\usepackage{mathabx} % for \ldbrack and \rdbrack macros
\begin{document}
$f_{Z} \ldbrack x := y + z\rdbrack (\sigma) = [x\mapsto Z]\sigma$
\end{document}
• Mico, I have votated also your answer. But why does anyone always give me negative votes? :( Apr 30, 2017 at 20:51
• @Sebastiano - Wow, I have no idea why anyone would have downvoted your answer! That's just awful behavior. Do rest assured that I upvoted your answer.
– Mico
Apr 30, 2017 at 21:12
• I don't recommend loading mathabx: it changes all symbols and some of them become quite peculiar. Apr 30, 2017 at 22:01

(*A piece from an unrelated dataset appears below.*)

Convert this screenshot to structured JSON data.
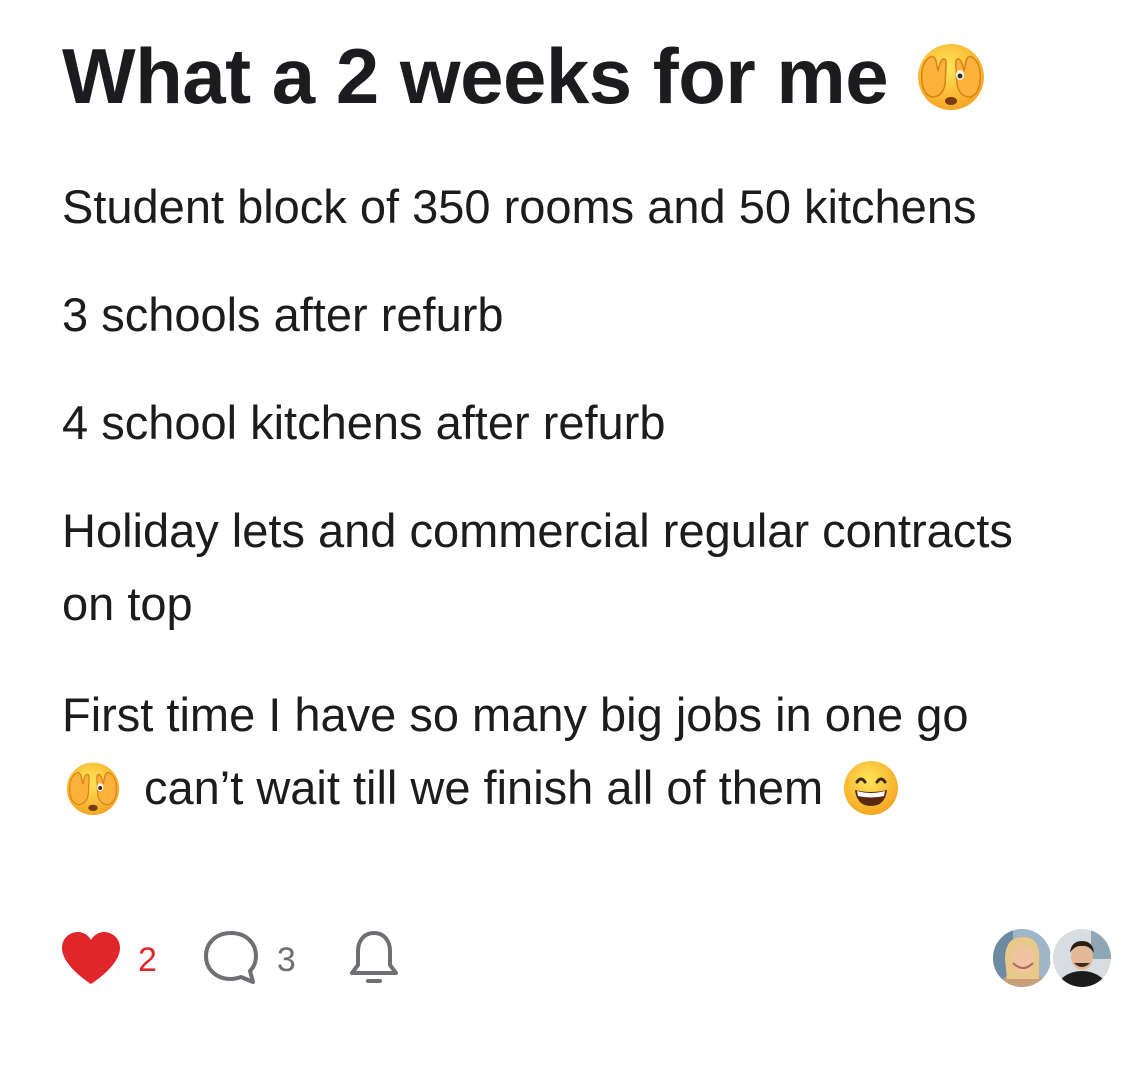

If you do not want mathabx to replace the default symbol fonts, you can define commands only for the symbols, which are extensible, with this code:

\documentclass{article}
\usepackage{mathtools}

\DeclareFontFamily{U}{matha}{\hyphenchar\font45}
\DeclareFontShape{U}{matha}{m}{n}{ <-6> matha5 <6-7> matha6 <7-8>
matha7 <8-9> matha8 <9-10> matha9 <10-12> matha10 <12-> matha12 }{}
\DeclareSymbolFont{matha}{U}{matha}{m}{n}
%
\DeclareFontFamily{U}{mathx}{\hyphenchar\font45}
\DeclareFontShape{U}{mathx}{m}{n}{ <-6> mathx5 <6-7> mathx6 <7-8>
mathx7 <8-9> mathx8 <9-10> mathx9 <10-12> mathx10 <12-> mathx12 }{}
\DeclareSymbolFont{mathx}{U}{mathx}{m}{n}

\DeclareMathDelimiter{\ldbrack} {4}{matha}{"76}{mathx}{"30}
\DeclareMathDelimiter{\rdbrack} {5}{matha}{"77}{mathx}{"38}

\begin{document}

$f_{Z} \bigl\ldbrack x \coloneqq y + z\bigr\rdbrack(\sigma) = [x\mapsto Z]\sigma$

\end{document}

Also, do not use :=: the colon is not centred on the math axis. With the standard fonts, mathtools defines a \coloneqq command, wich produces a correct version.